Ryan Ferguson’s appeal of his 2005 conviction in the murder of Columbia Daily Tribune sports editor Kent Heitholt hinges on credibility — that of a dog used to track blood from the crime scene.
Ferguson, 22, was found guilty of first-degree robbery and second-degree murder on Oct. 21, 2005, by a Lincoln County jury. Boone County Circuit Judge Ellen Roper sentenced him to 40 years imprisonment for his role in the 2001 murder of Heitholt.
Charles. T. Erickson, 22, was sentenced to 25 years imprisonment for his role in the slaying.
Heitholt was found beaten and strangled to death in the Tribune’s parking lot in the early morning hours of Nov. 1, 2001, by two maintenance workers. More than two years later, Erickson told police that he had begun having “snapshot” memories of the slaying and believed he and Ferguson committed the crime. They were 17-year-old students at Rock Bridge High School at the time of the slaying.
On Wednesday, Ferguson’s attorney, Public Defender Ellen Flottman, argued before a three-judge panel of the Missouri Western District Court of Appeals that Ferguson was denied a fair trial because his attorney was not given the chance to call the canine officer or either of the two officers that accompanied the K-9 unit the night of Heitholt’s slaying.
At the scene, the police used a dog to follow the path of the killer, who had stepped in a pool of Heitholt’s blood. But Erickson’s statements about the path he and Ferguson took after the killing differed from police testimony about the path the police dog followed.
Had the canine officer or either of the two other officers been allowed to testify, Flottman argued, they could have testified about the dog’s credibility — its training, its behavior that night and its proficiency in tracking blood.
But Assistant Missouri Attorney General Shaun Mackelprang told the court that there was plenty of evidence at Ferguson’s trial that the canine unit took a different route than the one described by Erickson. Furthermore, he argued, the trial court was right in refusing to allow the canine officer or the other two officers to testify because Ferguson’s trial lawyer waited until too long to ask the court to allow their testimony. Mackelprang added that had the testimony been allowed, the prosecution would not have had time to prepare to cross-examine the officers.

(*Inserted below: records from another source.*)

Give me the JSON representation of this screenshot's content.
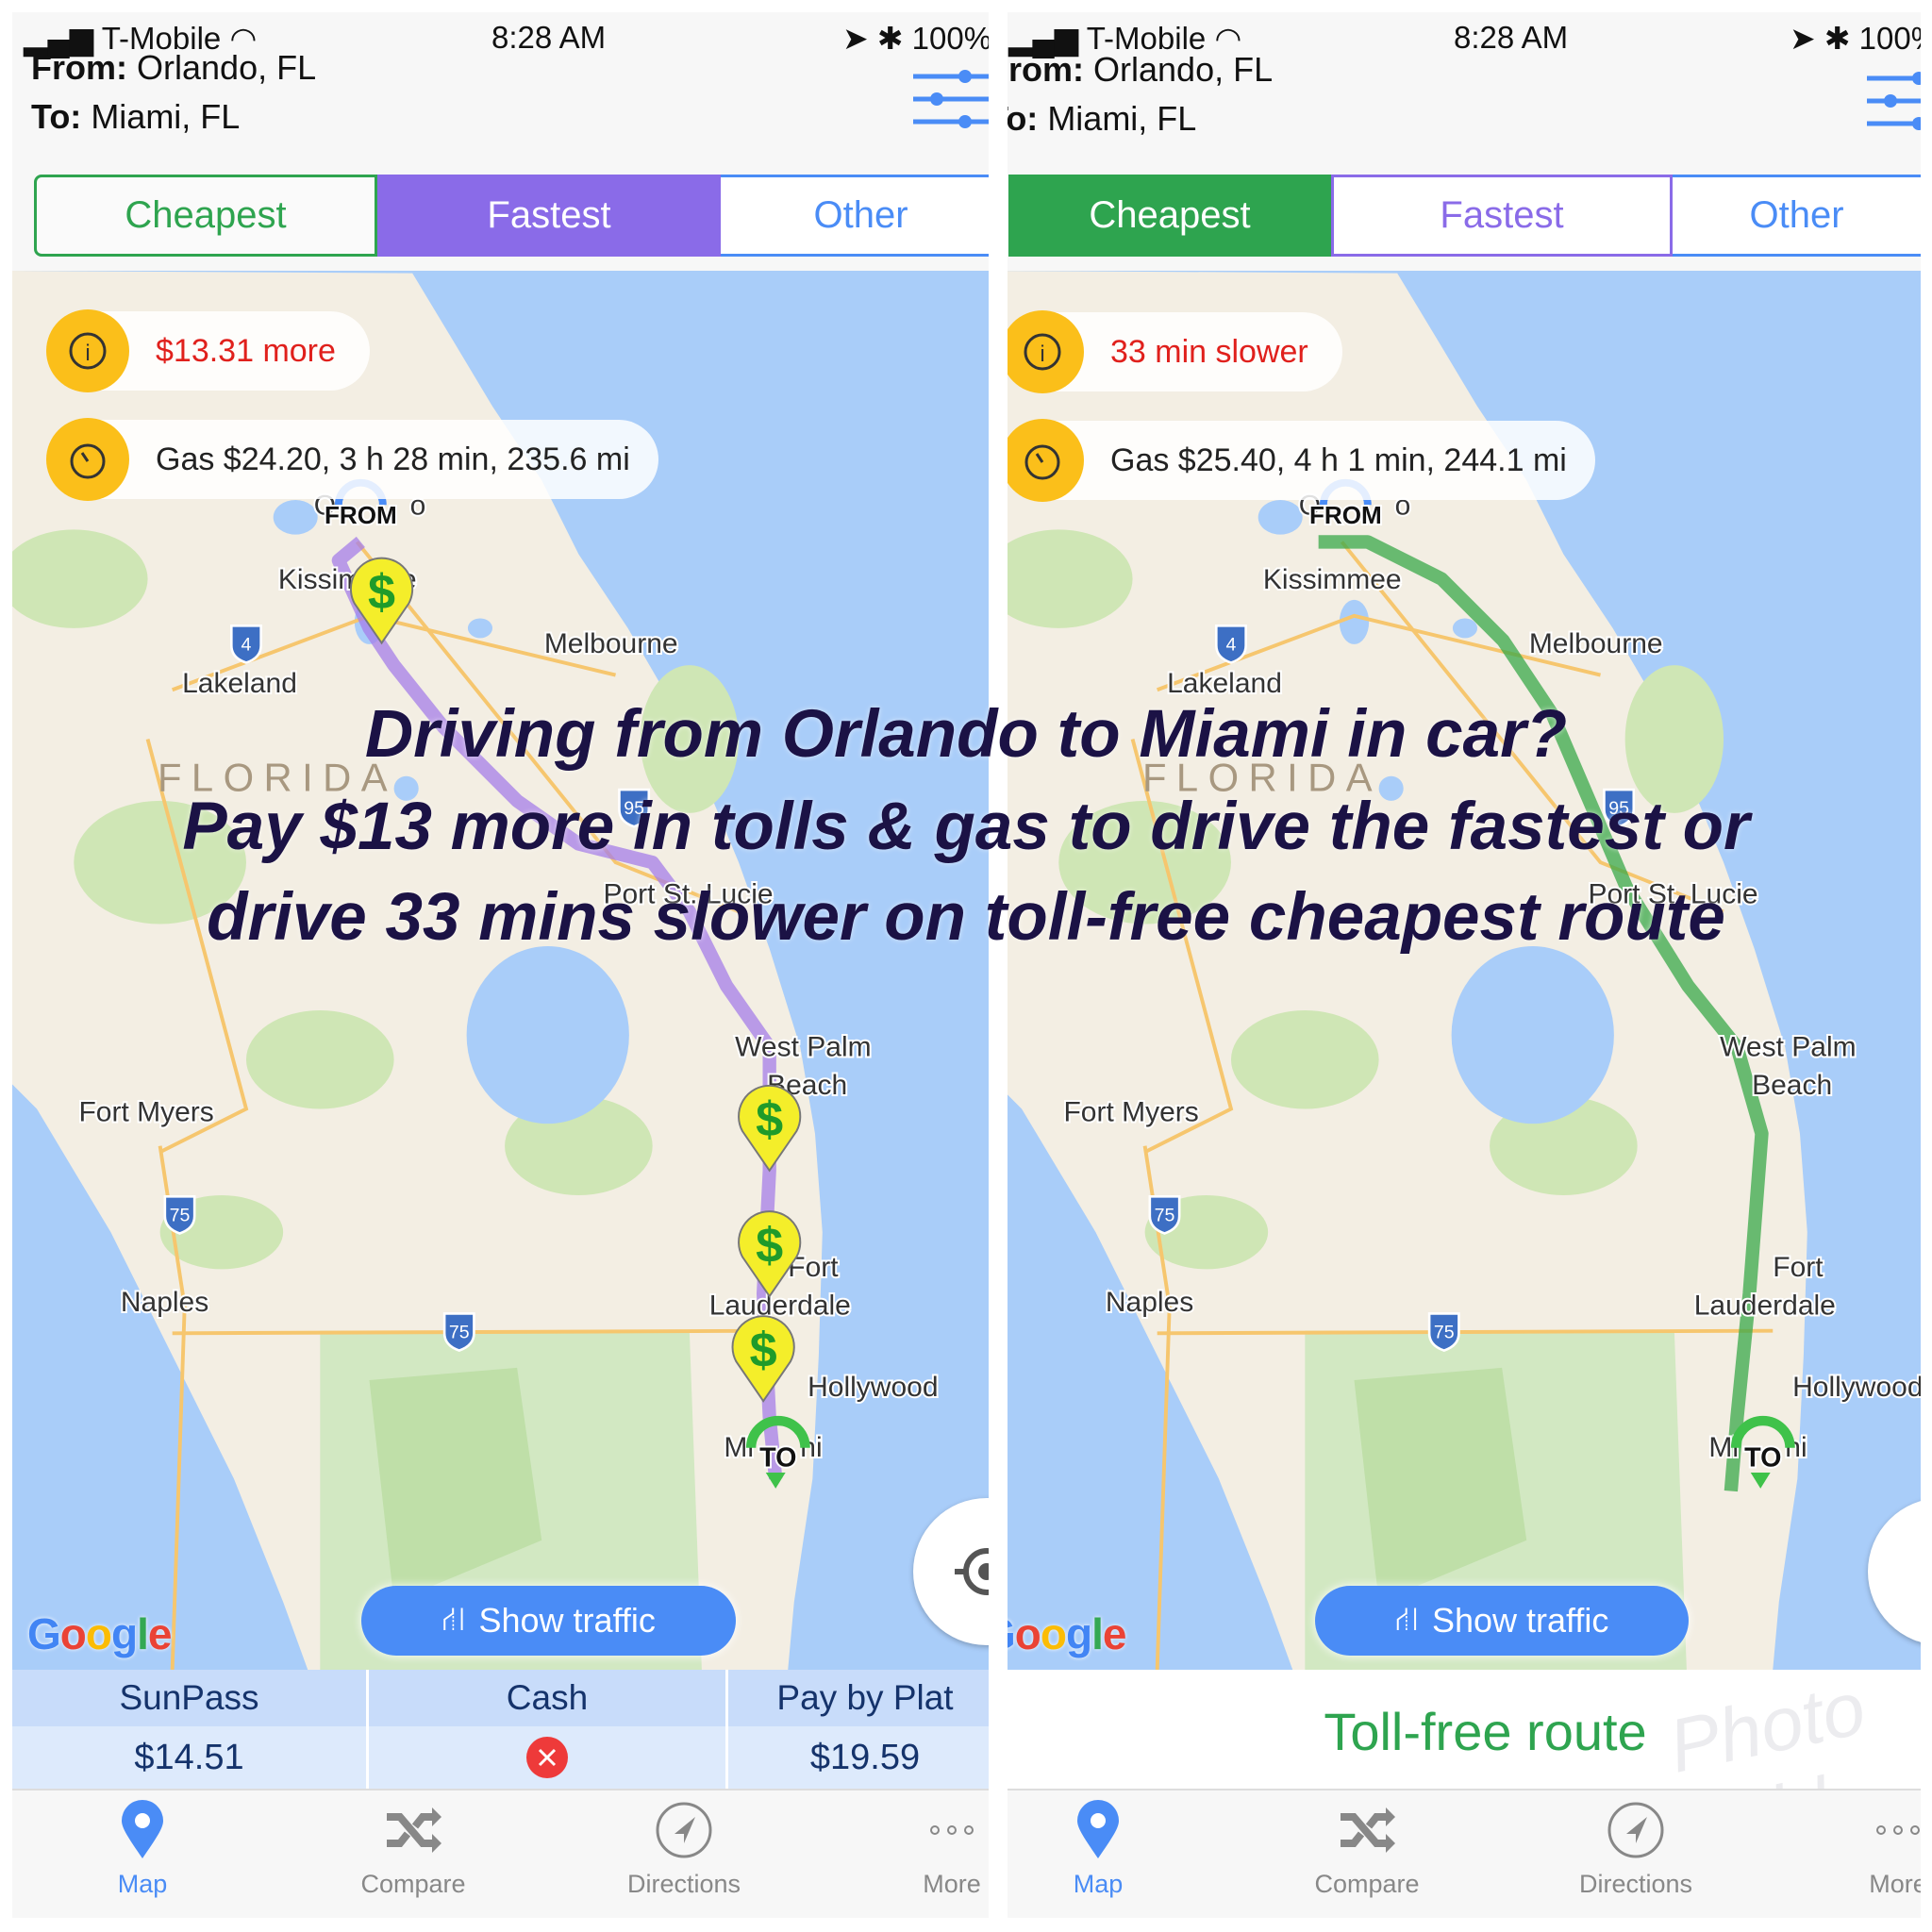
{
  "status_bar": {
    "carrier": "T-Mobile",
    "time": "8:28 AM",
    "battery": "100%"
  },
  "route": {
    "from_label": "From:",
    "from": "Orlando, FL",
    "to_label": "To:",
    "to": "Miami, FL"
  },
  "tabs": [
    {
      "label": "Cheapest"
    },
    {
      "label": "Fastest"
    },
    {
      "label": "Other"
    }
  ],
  "colors": {
    "cheapest": "#2ea44f",
    "fastest": "#8a6be8",
    "other": "#4a8cf6",
    "pill_icon": "#fbbf1a"
  },
  "left": {
    "selected_tab": "Fastest",
    "diff": "$13.31 more",
    "summary": "Gas $24.20, 3 h 28 min, 235.6 mi",
    "tolls": [
      {
        "name": "SunPass",
        "value": "$14.51"
      },
      {
        "name": "Cash",
        "value": "",
        "icon": "x-circle-icon"
      },
      {
        "name": "Pay by Plat",
        "value": "$19.59"
      }
    ]
  },
  "right": {
    "selected_tab": "Cheapest",
    "diff": "33 min slower",
    "summary": "Gas $25.40, 4 h 1 min, 244.1 mi",
    "toll_free": "Toll-free route"
  },
  "map": {
    "show_traffic": "Show traffic",
    "google": "Google",
    "from_marker": "FROM",
    "to_marker": "TO",
    "cities": [
      "O",
      "o",
      "Kissimmee",
      "Lakeland",
      "Melbourne",
      "FLORIDA",
      "Port St. Lucie",
      "West Palm",
      "Beach",
      "Fort Myers",
      "Naples",
      "Fort",
      "Lauderdale",
      "Hollywood",
      "Mi",
      "ni"
    ],
    "shields": [
      "4",
      "95",
      "75",
      "75"
    ]
  },
  "tabbar": [
    {
      "label": "Map",
      "icon": "map-pin-icon"
    },
    {
      "label": "Compare",
      "icon": "shuffle-icon"
    },
    {
      "label": "Directions",
      "icon": "compass-icon"
    },
    {
      "label": "More",
      "icon": "more-icon"
    }
  ],
  "overlay": {
    "line1": "Driving from Orlando to Miami in car?",
    "line2": "Pay $13 more in tolls & gas to drive the fastest or",
    "line3": "drive 33 mins slower on toll-free cheapest route"
  },
  "watermark": "Photo Grid"
}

In several instances, Erickson’s statements to police were inconsistent with the physical evidence in the case. By the time Ferguson went on trial, Erickson had agreed to testify against him in exchange for a reduced sentence for his role in the slaying. At trial, Erickson testified that he and Ferguson took a path that followed the police dog’s path more closely.
Flottman also raised the issue of the instructions to the jury, which was told that a criminal defendant’s intoxication doesn’t lessen his responsibility for his actions. She told the judges that there was no evidence that Ferguson was intoxicated. In her written motion for appeal, Flottman said the instruction led to a “miscarriage of justice, because it likely confused the jury or misled them to believe that Ryan admitted some wrongdoing and was attempting to escape liability based on intoxication.”
But Mackelprang argued that Erickson testified that Ferguson had been drinking that night, and that the jury could infer that he was intoxicated based on that testimony.
After the hearing, which lasted just over half an hour, Ferguson’s parents said they were pleased with Flottman’s argument of the appeal and were anxious to hear the ruling.
“I’m hoping the panel of judges can see through some of the lies and deception,” said Leslie Ferguson, Ryan Ferguson’s mother.
No one from the Heitholt family was in the courtroom for the hearing.
The court is likely to decide within three to six months whether to order a new trial for Ferguson or uphold his conviction.